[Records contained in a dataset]
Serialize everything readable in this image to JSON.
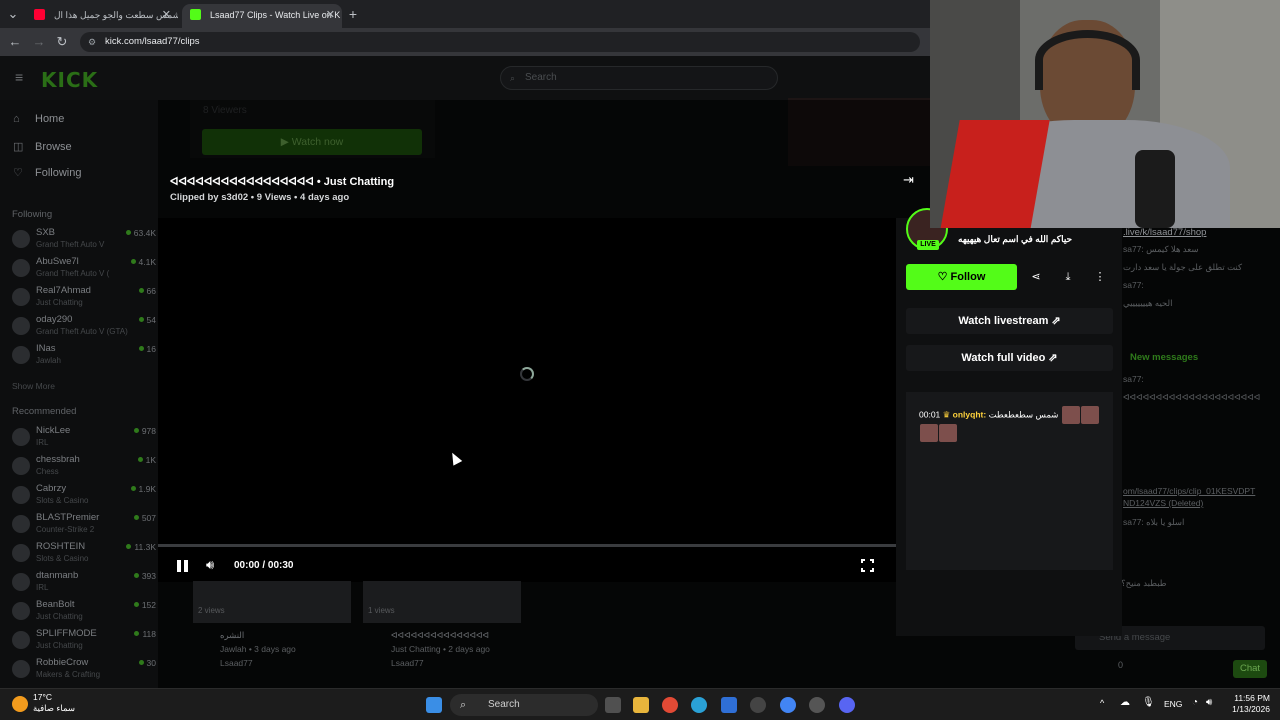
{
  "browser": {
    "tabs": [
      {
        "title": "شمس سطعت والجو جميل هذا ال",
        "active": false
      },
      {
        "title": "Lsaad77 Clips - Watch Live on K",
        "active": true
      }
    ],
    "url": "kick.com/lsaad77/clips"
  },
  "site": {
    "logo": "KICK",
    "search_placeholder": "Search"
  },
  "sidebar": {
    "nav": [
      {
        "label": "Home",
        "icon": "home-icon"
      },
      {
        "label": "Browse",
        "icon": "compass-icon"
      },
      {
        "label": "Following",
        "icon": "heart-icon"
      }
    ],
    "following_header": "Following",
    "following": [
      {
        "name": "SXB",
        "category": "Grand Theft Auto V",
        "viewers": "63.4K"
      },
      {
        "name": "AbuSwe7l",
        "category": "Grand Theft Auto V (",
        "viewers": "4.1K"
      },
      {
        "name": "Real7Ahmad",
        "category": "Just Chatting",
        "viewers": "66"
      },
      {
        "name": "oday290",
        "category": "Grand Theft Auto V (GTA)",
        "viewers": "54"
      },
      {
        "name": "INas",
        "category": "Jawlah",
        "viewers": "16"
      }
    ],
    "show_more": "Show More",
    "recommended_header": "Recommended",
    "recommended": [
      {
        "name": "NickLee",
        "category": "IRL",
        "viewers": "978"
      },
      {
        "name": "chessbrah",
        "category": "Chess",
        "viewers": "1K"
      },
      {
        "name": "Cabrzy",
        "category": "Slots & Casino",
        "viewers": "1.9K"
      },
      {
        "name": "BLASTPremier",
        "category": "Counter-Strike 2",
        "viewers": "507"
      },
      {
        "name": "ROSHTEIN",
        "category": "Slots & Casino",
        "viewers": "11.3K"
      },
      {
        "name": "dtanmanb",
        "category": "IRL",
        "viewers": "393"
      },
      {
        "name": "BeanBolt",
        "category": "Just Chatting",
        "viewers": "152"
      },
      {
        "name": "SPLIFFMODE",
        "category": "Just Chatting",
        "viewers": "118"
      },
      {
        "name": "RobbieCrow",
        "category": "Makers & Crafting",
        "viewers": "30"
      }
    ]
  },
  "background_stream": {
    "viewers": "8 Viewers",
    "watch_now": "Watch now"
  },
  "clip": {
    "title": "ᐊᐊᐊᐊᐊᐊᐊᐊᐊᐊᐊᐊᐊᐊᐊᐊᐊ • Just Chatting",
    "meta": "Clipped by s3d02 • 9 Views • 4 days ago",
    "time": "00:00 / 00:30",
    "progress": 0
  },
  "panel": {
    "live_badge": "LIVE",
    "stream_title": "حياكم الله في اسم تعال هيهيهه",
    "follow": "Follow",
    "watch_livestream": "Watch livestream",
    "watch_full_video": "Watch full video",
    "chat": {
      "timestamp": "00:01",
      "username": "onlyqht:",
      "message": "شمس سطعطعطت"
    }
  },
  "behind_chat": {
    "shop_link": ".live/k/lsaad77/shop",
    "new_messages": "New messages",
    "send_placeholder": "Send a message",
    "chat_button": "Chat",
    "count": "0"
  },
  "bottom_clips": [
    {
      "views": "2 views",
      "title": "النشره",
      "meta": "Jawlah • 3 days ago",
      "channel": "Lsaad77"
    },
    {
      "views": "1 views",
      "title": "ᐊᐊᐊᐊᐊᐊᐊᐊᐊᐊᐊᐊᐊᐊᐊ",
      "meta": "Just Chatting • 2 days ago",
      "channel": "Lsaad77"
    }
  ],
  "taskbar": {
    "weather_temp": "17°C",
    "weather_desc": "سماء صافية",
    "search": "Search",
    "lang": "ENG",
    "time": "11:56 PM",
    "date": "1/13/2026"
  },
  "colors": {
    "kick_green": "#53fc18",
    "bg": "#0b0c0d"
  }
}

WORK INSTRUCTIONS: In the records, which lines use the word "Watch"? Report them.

EXERCISE SOLUTION:
        "title": "Lsaad77 Clips - Watch Live on K",
    "watch_now": "Watch now"
    "watch_livestream": "Watch livestream",
    "watch_full_video": "Watch full video",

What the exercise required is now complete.